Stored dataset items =
···
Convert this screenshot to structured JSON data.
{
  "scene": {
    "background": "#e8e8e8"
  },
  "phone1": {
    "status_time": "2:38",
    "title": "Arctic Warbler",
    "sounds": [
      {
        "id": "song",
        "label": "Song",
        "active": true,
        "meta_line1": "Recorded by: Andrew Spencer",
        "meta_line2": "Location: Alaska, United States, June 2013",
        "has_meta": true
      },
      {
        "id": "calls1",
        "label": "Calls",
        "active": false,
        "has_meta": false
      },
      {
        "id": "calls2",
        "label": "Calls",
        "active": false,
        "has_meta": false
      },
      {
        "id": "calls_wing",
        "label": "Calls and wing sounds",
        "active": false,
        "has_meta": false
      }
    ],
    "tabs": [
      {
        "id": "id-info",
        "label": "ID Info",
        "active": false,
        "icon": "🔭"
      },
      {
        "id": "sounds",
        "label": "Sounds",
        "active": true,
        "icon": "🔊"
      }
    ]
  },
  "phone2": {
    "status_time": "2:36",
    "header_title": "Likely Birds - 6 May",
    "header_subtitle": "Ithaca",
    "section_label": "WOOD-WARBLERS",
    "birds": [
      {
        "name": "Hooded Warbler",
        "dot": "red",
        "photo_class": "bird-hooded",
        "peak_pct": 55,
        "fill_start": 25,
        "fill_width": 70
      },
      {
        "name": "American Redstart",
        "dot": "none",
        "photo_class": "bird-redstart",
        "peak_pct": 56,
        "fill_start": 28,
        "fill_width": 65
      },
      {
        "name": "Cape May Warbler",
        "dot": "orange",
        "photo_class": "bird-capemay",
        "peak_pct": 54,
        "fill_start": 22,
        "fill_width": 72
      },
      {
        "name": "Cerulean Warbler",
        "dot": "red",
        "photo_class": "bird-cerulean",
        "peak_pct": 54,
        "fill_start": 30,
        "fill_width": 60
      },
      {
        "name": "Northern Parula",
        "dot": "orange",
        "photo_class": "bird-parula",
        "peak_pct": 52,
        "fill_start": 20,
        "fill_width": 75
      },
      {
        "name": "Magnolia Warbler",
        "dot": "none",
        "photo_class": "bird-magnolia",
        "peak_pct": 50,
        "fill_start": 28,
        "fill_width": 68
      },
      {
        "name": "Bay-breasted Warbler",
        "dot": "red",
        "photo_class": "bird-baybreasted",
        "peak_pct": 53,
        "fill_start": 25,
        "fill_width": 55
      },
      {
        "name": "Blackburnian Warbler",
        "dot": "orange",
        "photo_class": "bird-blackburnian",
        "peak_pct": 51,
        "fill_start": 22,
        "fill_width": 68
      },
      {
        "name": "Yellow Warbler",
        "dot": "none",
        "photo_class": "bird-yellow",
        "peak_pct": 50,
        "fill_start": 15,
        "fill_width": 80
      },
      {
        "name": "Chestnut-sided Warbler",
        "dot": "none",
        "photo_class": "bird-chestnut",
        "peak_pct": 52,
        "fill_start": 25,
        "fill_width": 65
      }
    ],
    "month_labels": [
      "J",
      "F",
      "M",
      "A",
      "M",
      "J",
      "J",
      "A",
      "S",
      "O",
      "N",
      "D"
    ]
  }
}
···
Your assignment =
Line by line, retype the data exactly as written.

Completed task =
Convert this screenshot to structured JSON data.
{
  "scene": {
    "background": "#e8e8e8"
  },
  "phone1": {
    "status_time": "2:38",
    "title": "Arctic Warbler",
    "sounds": [
      {
        "id": "song",
        "label": "Song",
        "active": true,
        "meta_line1": "Recorded by: Andrew Spencer",
        "meta_line2": "Location: Alaska, United States, June 2013",
        "has_meta": true
      },
      {
        "id": "calls1",
        "label": "Calls",
        "active": false,
        "has_meta": false
      },
      {
        "id": "calls2",
        "label": "Calls",
        "active": false,
        "has_meta": false
      },
      {
        "id": "calls_wing",
        "label": "Calls and wing sounds",
        "active": false,
        "has_meta": false
      }
    ],
    "tabs": [
      {
        "id": "id-info",
        "label": "ID Info",
        "active": false,
        "icon": "🔭"
      },
      {
        "id": "sounds",
        "label": "Sounds",
        "active": true,
        "icon": "🔊"
      }
    ]
  },
  "phone2": {
    "status_time": "2:36",
    "header_title": "Likely Birds - 6 May",
    "header_subtitle": "Ithaca",
    "section_label": "WOOD-WARBLERS",
    "birds": [
      {
        "name": "Hooded Warbler",
        "dot": "red",
        "photo_class": "bird-hooded",
        "peak_pct": 55,
        "fill_start": 25,
        "fill_width": 70
      },
      {
        "name": "American Redstart",
        "dot": "none",
        "photo_class": "bird-redstart",
        "peak_pct": 56,
        "fill_start": 28,
        "fill_width": 65
      },
      {
        "name": "Cape May Warbler",
        "dot": "orange",
        "photo_class": "bird-capemay",
        "peak_pct": 54,
        "fill_start": 22,
        "fill_width": 72
      },
      {
        "name": "Cerulean Warbler",
        "dot": "red",
        "photo_class": "bird-cerulean",
        "peak_pct": 54,
        "fill_start": 30,
        "fill_width": 60
      },
      {
        "name": "Northern Parula",
        "dot": "orange",
        "photo_class": "bird-parula",
        "peak_pct": 52,
        "fill_start": 20,
        "fill_width": 75
      },
      {
        "name": "Magnolia Warbler",
        "dot": "none",
        "photo_class": "bird-magnolia",
        "peak_pct": 50,
        "fill_start": 28,
        "fill_width": 68
      },
      {
        "name": "Bay-breasted Warbler",
        "dot": "red",
        "photo_class": "bird-baybreasted",
        "peak_pct": 53,
        "fill_start": 25,
        "fill_width": 55
      },
      {
        "name": "Blackburnian Warbler",
        "dot": "orange",
        "photo_class": "bird-blackburnian",
        "peak_pct": 51,
        "fill_start": 22,
        "fill_width": 68
      },
      {
        "name": "Yellow Warbler",
        "dot": "none",
        "photo_class": "bird-yellow",
        "peak_pct": 50,
        "fill_start": 15,
        "fill_width": 80
      },
      {
        "name": "Chestnut-sided Warbler",
        "dot": "none",
        "photo_class": "bird-chestnut",
        "peak_pct": 52,
        "fill_start": 25,
        "fill_width": 65
      }
    ],
    "month_labels": [
      "J",
      "F",
      "M",
      "A",
      "M",
      "J",
      "J",
      "A",
      "S",
      "O",
      "N",
      "D"
    ]
  }
}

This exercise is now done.